--- Data about app and page elements ---
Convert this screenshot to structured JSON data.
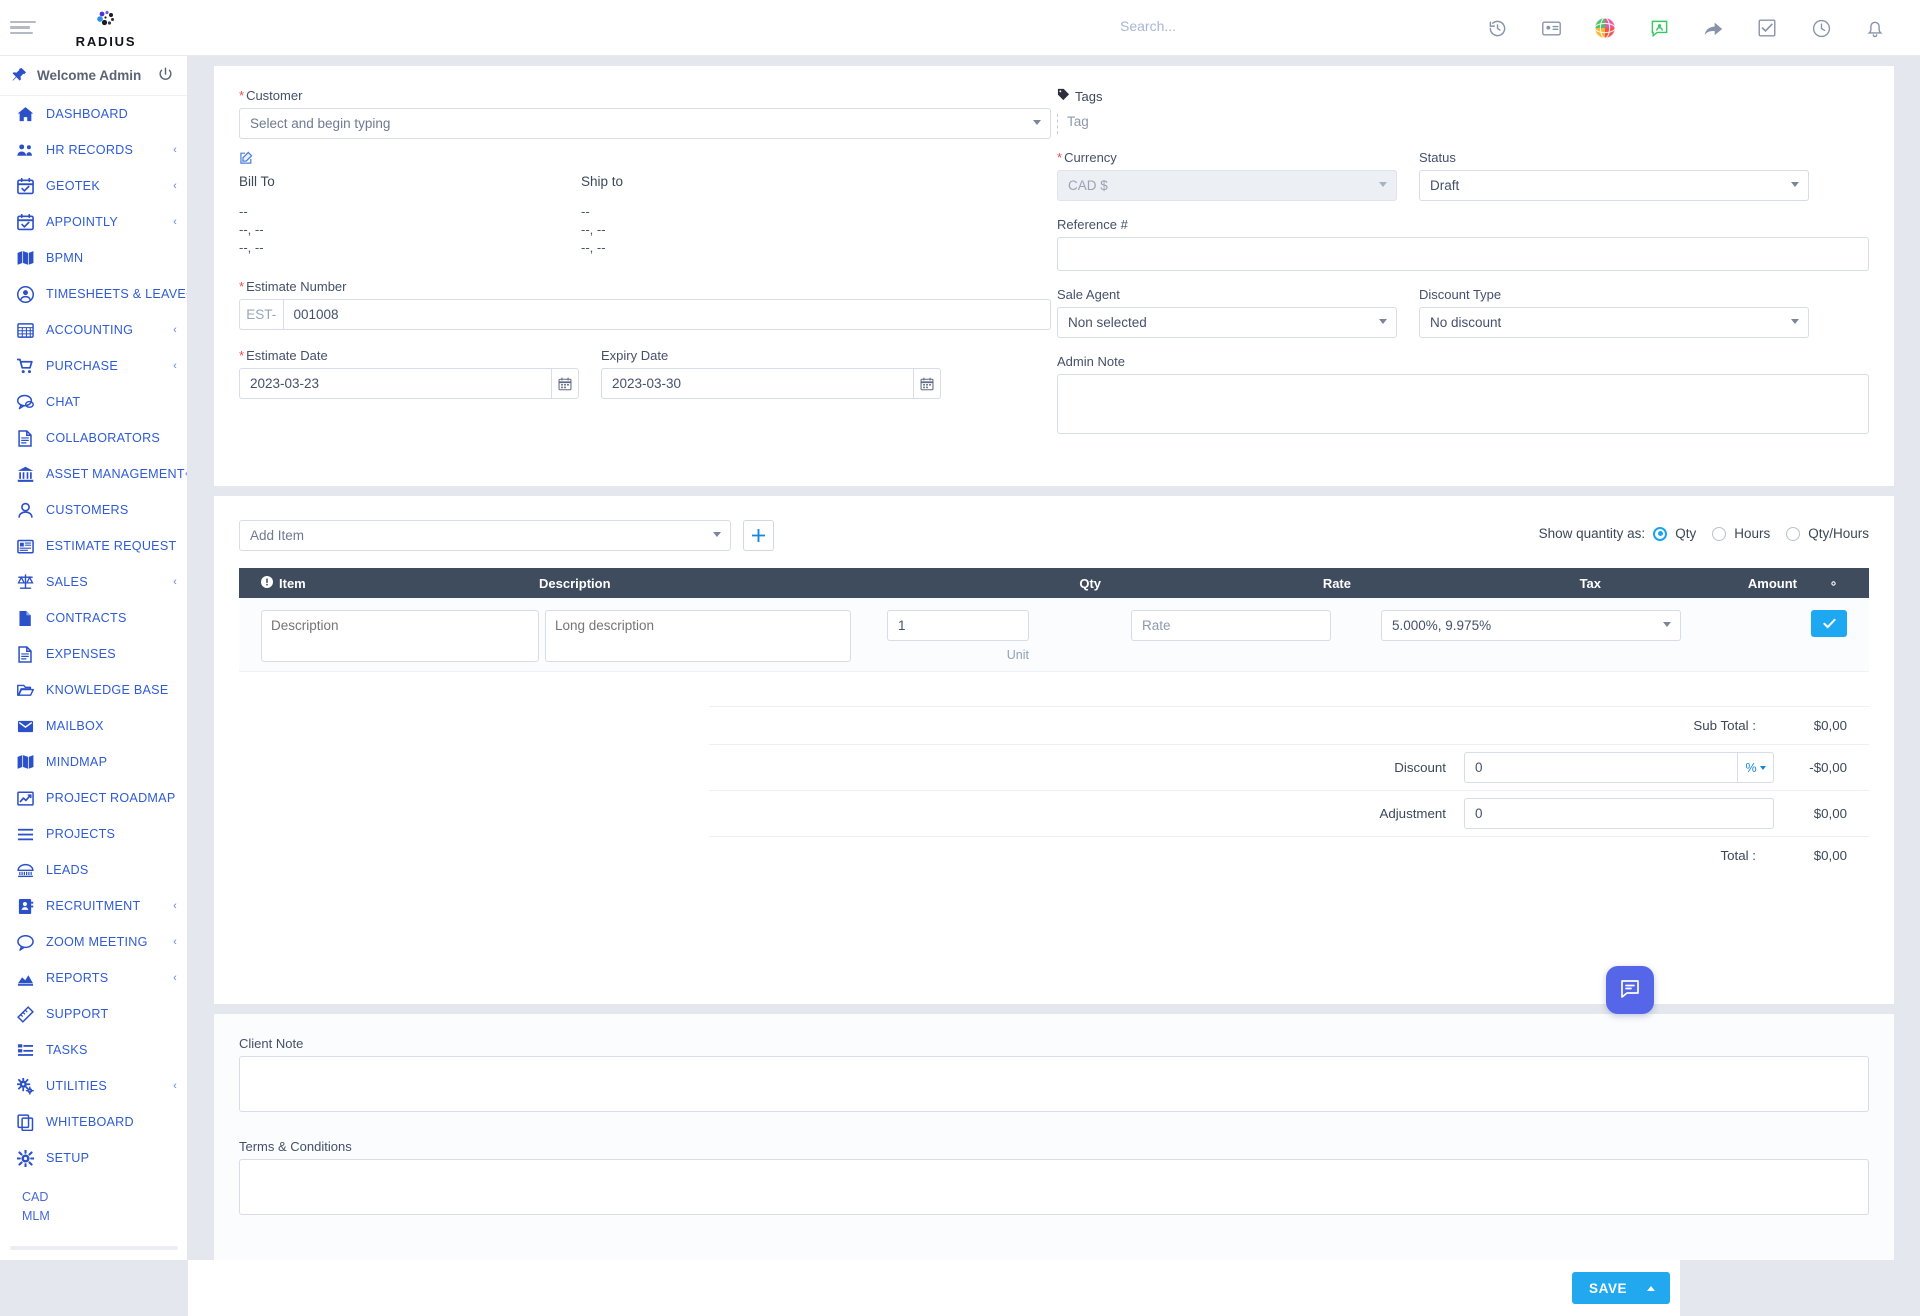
{
  "topbar": {
    "brand": "RADIUS",
    "search_placeholder": "Search...",
    "icons": [
      {
        "name": "history-icon",
        "label": "History"
      },
      {
        "name": "id-card-icon",
        "label": "Contacts"
      },
      {
        "name": "globe-colored-icon",
        "label": "Translate"
      },
      {
        "name": "chat-user-icon",
        "label": "Messages"
      },
      {
        "name": "share-arrow-icon",
        "label": "Share"
      },
      {
        "name": "checkbox-icon",
        "label": "Todo"
      },
      {
        "name": "clock-icon",
        "label": "Timer"
      },
      {
        "name": "bell-icon",
        "label": "Notifications"
      }
    ]
  },
  "sidebar": {
    "welcome": "Welcome Admin",
    "items": [
      {
        "label": "DASHBOARD",
        "icon": "home-icon",
        "caret": false
      },
      {
        "label": "HR RECORDS",
        "icon": "users-icon",
        "caret": true
      },
      {
        "label": "GEOTEK",
        "icon": "calendar-check-icon",
        "caret": true
      },
      {
        "label": "APPOINTLY",
        "icon": "calendar-check-icon",
        "caret": true
      },
      {
        "label": "BPMN",
        "icon": "map-icon",
        "caret": false
      },
      {
        "label": "TIMESHEETS & LEAVE",
        "icon": "user-circle-icon",
        "caret": true
      },
      {
        "label": "ACCOUNTING",
        "icon": "table-icon",
        "caret": true
      },
      {
        "label": "PURCHASE",
        "icon": "cart-icon",
        "caret": true
      },
      {
        "label": "CHAT",
        "icon": "chat-icon",
        "caret": false
      },
      {
        "label": "COLLABORATORS",
        "icon": "document-icon",
        "caret": false
      },
      {
        "label": "ASSET MANAGEMENT",
        "icon": "bank-icon",
        "caret": true
      },
      {
        "label": "CUSTOMERS",
        "icon": "user-icon",
        "caret": false
      },
      {
        "label": "ESTIMATE REQUEST",
        "icon": "list-box-icon",
        "caret": false
      },
      {
        "label": "SALES",
        "icon": "scales-icon",
        "caret": true
      },
      {
        "label": "CONTRACTS",
        "icon": "file-icon",
        "caret": false
      },
      {
        "label": "EXPENSES",
        "icon": "document-icon",
        "caret": false
      },
      {
        "label": "KNOWLEDGE BASE",
        "icon": "folder-open-icon",
        "caret": false
      },
      {
        "label": "MAILBOX",
        "icon": "envelope-icon",
        "caret": false
      },
      {
        "label": "MINDMAP",
        "icon": "map-icon",
        "caret": false
      },
      {
        "label": "PROJECT ROADMAP",
        "icon": "chart-line-icon",
        "caret": false
      },
      {
        "label": "PROJECTS",
        "icon": "bars-icon",
        "caret": false
      },
      {
        "label": "LEADS",
        "icon": "leads-icon",
        "caret": false
      },
      {
        "label": "RECRUITMENT",
        "icon": "address-book-icon",
        "caret": true
      },
      {
        "label": "ZOOM MEETING",
        "icon": "comment-icon",
        "caret": true
      },
      {
        "label": "REPORTS",
        "icon": "area-chart-icon",
        "caret": true
      },
      {
        "label": "SUPPORT",
        "icon": "ticket-icon",
        "caret": false
      },
      {
        "label": "TASKS",
        "icon": "tasks-icon",
        "caret": false
      },
      {
        "label": "UTILITIES",
        "icon": "cogs-icon",
        "caret": true
      },
      {
        "label": "WHITEBOARD",
        "icon": "copy-icon",
        "caret": false
      },
      {
        "label": "SETUP",
        "icon": "gear-icon",
        "caret": false
      }
    ],
    "footer": [
      "CAD",
      "MLM"
    ]
  },
  "estimate": {
    "customer_label": "Customer",
    "customer_placeholder": "Select and begin typing",
    "bill_to_label": "Bill To",
    "ship_to_label": "Ship to",
    "bill_to_lines": [
      "--",
      "--, --",
      "--, --"
    ],
    "ship_to_lines": [
      "--",
      "--, --",
      "--, --"
    ],
    "estimate_number_label": "Estimate Number",
    "estimate_number_prefix": "EST-",
    "estimate_number_value": "001008",
    "estimate_date_label": "Estimate Date",
    "estimate_date_value": "2023-03-23",
    "expiry_date_label": "Expiry Date",
    "expiry_date_value": "2023-03-30",
    "tags_label": "Tags",
    "tags_placeholder": "Tag",
    "currency_label": "Currency",
    "currency_value": "CAD $",
    "status_label": "Status",
    "status_value": "Draft",
    "reference_label": "Reference #",
    "reference_value": "",
    "sale_agent_label": "Sale Agent",
    "sale_agent_value": "Non selected",
    "discount_type_label": "Discount Type",
    "discount_type_value": "No discount",
    "admin_note_label": "Admin Note",
    "admin_note_value": ""
  },
  "items": {
    "add_item_placeholder": "Add Item",
    "add_button": "+",
    "quantity_mode_label": "Show quantity as:",
    "quantity_modes": [
      {
        "label": "Qty",
        "selected": true
      },
      {
        "label": "Hours",
        "selected": false
      },
      {
        "label": "Qty/Hours",
        "selected": false
      }
    ],
    "columns": [
      "Item",
      "Description",
      "Qty",
      "Rate",
      "Tax",
      "Amount"
    ],
    "row": {
      "description_placeholder": "Description",
      "long_description_placeholder": "Long description",
      "qty_value": "1",
      "unit_label": "Unit",
      "rate_placeholder": "Rate",
      "tax_value": "5.000%, 9.975%",
      "confirm_label": "✔"
    }
  },
  "totals": {
    "sub_total_label": "Sub Total :",
    "sub_total_value": "$0,00",
    "discount_label": "Discount",
    "discount_value": "0",
    "discount_unit": "%",
    "discount_amount": "-$0,00",
    "adjustment_label": "Adjustment",
    "adjustment_value": "0",
    "adjustment_amount": "$0,00",
    "total_label": "Total :",
    "total_value": "$0,00"
  },
  "notes": {
    "client_note_label": "Client Note",
    "client_note_value": "",
    "terms_label": "Terms & Conditions",
    "terms_value": ""
  },
  "footer": {
    "save_label": "SAVE"
  }
}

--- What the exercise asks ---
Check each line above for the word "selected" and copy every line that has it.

--- Task output ---
    "sale_agent_value": "Non selected",
        "selected": true
        "selected": false
        "selected": false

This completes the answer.